We may know (sort of ) where it begins: the Bible, Plato, Chaucer, Shakespeare, Milton—but where does it end? Pythagoras is a familiar name, but what of Protagoras? One may have read Goethe and Schiller, but not Klopstock. Or Kleist. Or Landor. Or Cowley. ’’ Calling attention to the signposts that might let us proceed further, Edward Hirsch has marshaled his ﬁve thousand facts, and more recently Harold Bloom’s Western Canon arrived ﬂourishing not one but four ‘‘appendixes’’ of canonical authors and their works.
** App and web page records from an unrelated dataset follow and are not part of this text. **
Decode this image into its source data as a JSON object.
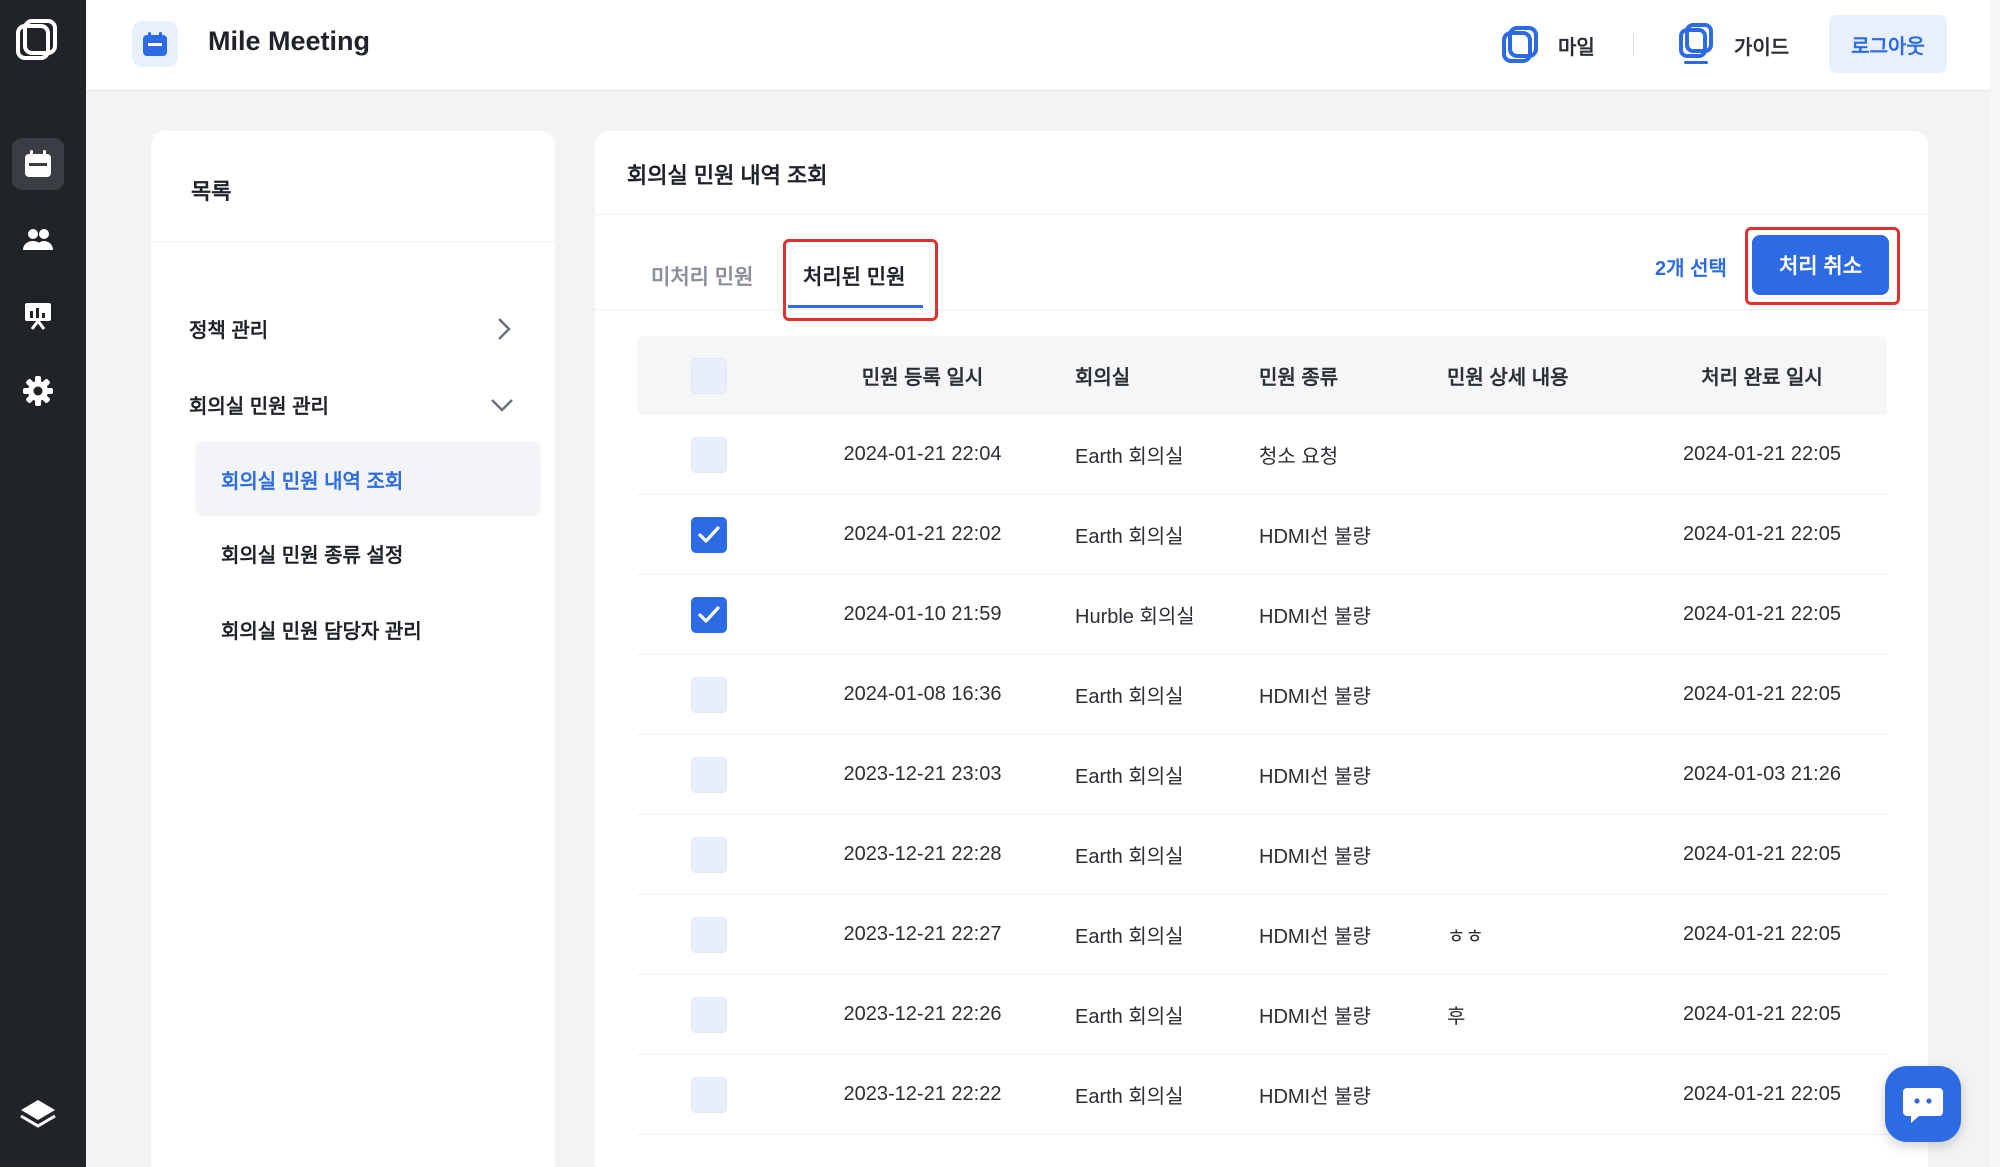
{
  "rail": {
    "items": [
      {
        "icon": "calendar-icon",
        "active": true
      },
      {
        "icon": "users-icon",
        "active": false
      },
      {
        "icon": "presentation-icon",
        "active": false
      },
      {
        "icon": "gear-icon",
        "active": false
      }
    ],
    "bottom_icon": "layers-icon"
  },
  "header": {
    "app_title": "Mile Meeting",
    "link_mile": "마일",
    "link_guide": "가이드",
    "logout": "로그아웃"
  },
  "sidebar": {
    "title": "목록",
    "menu_policy": "정책 관리",
    "menu_complaints": "회의실 민원 관리",
    "sub_items": [
      {
        "label": "회의실 민원 내역 조회",
        "active": true
      },
      {
        "label": "회의실 민원 종류 설정",
        "active": false
      },
      {
        "label": "회의실 민원 담당자 관리",
        "active": false
      }
    ]
  },
  "main": {
    "title": "회의실 민원 내역 조회",
    "tabs": [
      {
        "label": "미처리 민원",
        "active": false
      },
      {
        "label": "처리된 민원",
        "active": true
      }
    ],
    "selected_count": "2개 선택",
    "cancel_button": "처리 취소",
    "table": {
      "headers": [
        "민원 등록 일시",
        "회의실",
        "민원 종류",
        "민원 상세 내용",
        "처리 완료 일시"
      ],
      "rows": [
        {
          "checked": false,
          "registered": "2024-01-21 22:04",
          "room": "Earth 회의실",
          "type": "청소 요청",
          "detail": "",
          "completed": "2024-01-21 22:05"
        },
        {
          "checked": true,
          "registered": "2024-01-21 22:02",
          "room": "Earth 회의실",
          "type": "HDMI선 불량",
          "detail": "",
          "completed": "2024-01-21 22:05"
        },
        {
          "checked": true,
          "registered": "2024-01-10 21:59",
          "room": "Hurble 회의실",
          "type": "HDMI선 불량",
          "detail": "",
          "completed": "2024-01-21 22:05"
        },
        {
          "checked": false,
          "registered": "2024-01-08 16:36",
          "room": "Earth 회의실",
          "type": "HDMI선 불량",
          "detail": "",
          "completed": "2024-01-21 22:05"
        },
        {
          "checked": false,
          "registered": "2023-12-21 23:03",
          "room": "Earth 회의실",
          "type": "HDMI선 불량",
          "detail": "",
          "completed": "2024-01-03 21:26"
        },
        {
          "checked": false,
          "registered": "2023-12-21 22:28",
          "room": "Earth 회의실",
          "type": "HDMI선 불량",
          "detail": "",
          "completed": "2024-01-21 22:05"
        },
        {
          "checked": false,
          "registered": "2023-12-21 22:27",
          "room": "Earth 회의실",
          "type": "HDMI선 불량",
          "detail": "ㅎㅎ",
          "completed": "2024-01-21 22:05"
        },
        {
          "checked": false,
          "registered": "2023-12-21 22:26",
          "room": "Earth 회의실",
          "type": "HDMI선 불량",
          "detail": "후",
          "completed": "2024-01-21 22:05"
        },
        {
          "checked": false,
          "registered": "2023-12-21 22:22",
          "room": "Earth 회의실",
          "type": "HDMI선 불량",
          "detail": "",
          "completed": "2024-01-21 22:05"
        }
      ]
    }
  },
  "colors": {
    "accent": "#2d6be4",
    "highlight": "#e0312f",
    "rail_bg": "#202327"
  }
}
He became what I. A. ’’ Scott did it for me, too, but he had help from Rafael Sabatini, Alexandre Dumas père, Victor Hugo, Robert Louis Stevenson, James Fenimore Cooper, Jules Verne, Jack London, the two Edgars—Allan Poe and Rice Burroughs—and, yes, H. C. Witwer. Fourteen seems to be a magic age for the conﬁrmed reader. In ‘‘The Lost Childhood,’’ his short essay on becoming a writer, Graham Greene asked: What do we ever get nowadays from reading to equal the excitement and the revelation in those ﬁrst fourteen years?
The prose had verve, it had attitude. Here the Kid is introduced: This guy had been committed to college with the idea that when he’d come out he’d be at the very least a civil engineer, though most of the engineers I know learned their trade in a round-house and yard and was civil enough as far as that part of it goes. Halliday’s people was supposed to have a dollar for every egg in a shad roe, and the boy treated the civil engineer thing as a practical joke and college as somethin’ he had been gave for Christmas to play with.